Paul explains that for a man of faith, there is some consolation for their hardships. There is a sense
that the Bentleys are not Christian, as they believe God is dead, so must feel that sense of nothingness
alone. (“God is dead”-Nietzsche).
Early 20thC, Realism was the main movement – best way to construct a nation. During this period, the
main movement was Modernism (The Wasteland). Certain Realist texts, like “As”, subtly incorporated
Modernist elements, the sense of existential nothingness (even clearer in The Double Hook)
B) Agent of Inspiration
Nature is an agent of inspiration to those willing to access it. A mirror of Mrs. Bentley`s own
suppressed vitality. She wouldn`t go walking so often if she didn`t realize that the environment is
rejuvenating, but becomes demonic because she suppresses that vitality both within and out, and
turns on it. Towards the end, she feels her fingers become more wooden, etc., because she denies her
Judith West doesn`t deny its vitality (she watches trains, a symbol of future opportunities, and hope).
Her desire for something groups her with the Bentley`s. She is also an artist, and is very similar to
Philip – very private. `Wind in her hair” image shows her affinity to nature.
(P51) “I found it hard myself to believe in the town outside, houses, streets, and solid earth. Mile after
mile the wind poured by, and we were immersed and lost in it. I sat breathing from my throat, my
muscles tense. To relax, I felt, would be to let the walls around me crumple in.”
Judith is the only one who doesn’t shrink away from the wind, presenting her with a life-giving force,
i.e. her music.
Maybe our response to nature is conditioned by how we first approach it.
-Nature is presented as being very different things in this novel.
2. Mrs. Bentley and Her Narrative

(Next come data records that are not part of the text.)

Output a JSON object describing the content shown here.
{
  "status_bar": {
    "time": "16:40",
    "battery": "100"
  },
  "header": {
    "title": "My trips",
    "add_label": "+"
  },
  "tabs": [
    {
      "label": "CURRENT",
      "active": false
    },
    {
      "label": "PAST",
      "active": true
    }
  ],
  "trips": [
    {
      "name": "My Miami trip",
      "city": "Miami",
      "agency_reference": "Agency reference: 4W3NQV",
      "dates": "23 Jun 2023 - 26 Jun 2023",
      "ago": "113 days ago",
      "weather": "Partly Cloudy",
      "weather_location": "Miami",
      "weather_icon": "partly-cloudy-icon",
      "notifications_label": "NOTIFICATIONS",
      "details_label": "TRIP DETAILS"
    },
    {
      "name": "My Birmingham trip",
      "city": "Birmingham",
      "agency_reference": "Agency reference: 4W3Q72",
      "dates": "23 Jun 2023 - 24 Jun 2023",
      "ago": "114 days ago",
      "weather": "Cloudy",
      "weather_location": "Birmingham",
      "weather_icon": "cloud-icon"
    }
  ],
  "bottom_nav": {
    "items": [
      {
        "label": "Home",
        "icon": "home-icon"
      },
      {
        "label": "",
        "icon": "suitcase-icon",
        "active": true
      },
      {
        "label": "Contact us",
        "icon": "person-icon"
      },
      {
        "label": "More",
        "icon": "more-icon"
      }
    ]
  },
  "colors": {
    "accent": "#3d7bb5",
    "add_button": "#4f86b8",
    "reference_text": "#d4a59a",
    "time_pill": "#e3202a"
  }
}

A) Roy Daniels: Mrs. Bentley as “Pure Gold”
Mrs. Bentley is an unreliable narrator, and a little paranoid. Roy Daniels initially wrote that Mrs.
Bentley was “pure gold”, and “wholly credible”, but this view changed, and she was undermined as
being unreliable and manipulative.
She describes herself in a much better light than she deserves (pious, good woman), however, there are
marked contradictions in what the character says and does.
B) Mrs. Bentley as Unreliable and Manipulative (Wilfred Cude)
i) Inconsistencies in depictions of herself: Mrs. Bentley’s relationship with Paul
In references to Paul, she never forgets her proprieties – never the sense that there is flirtation, but a
sense of evasiveness. Philip does see something in her relationship with Paul. We find it difficult to
accept that their relationship is innocently platonic, but there is plenty of evidence that Paul loves
Mrs. Bentley, by doing things against his own nature, appearing a little foolish (dancing, strawberries)
(P101) “You learn a lot from a philologist. Cupid, he says, has given us cupidity, Eros, erotic, Venus,
venereal, and Aphrodite, aphrodisiac.”
Mrs. Bentley tries to make Philip jealous, e.g. dancing w/ the cowboy. She is capable of social
indiscretion, even if she doesn’t realize it, and presents herself as a pious and rightful woman.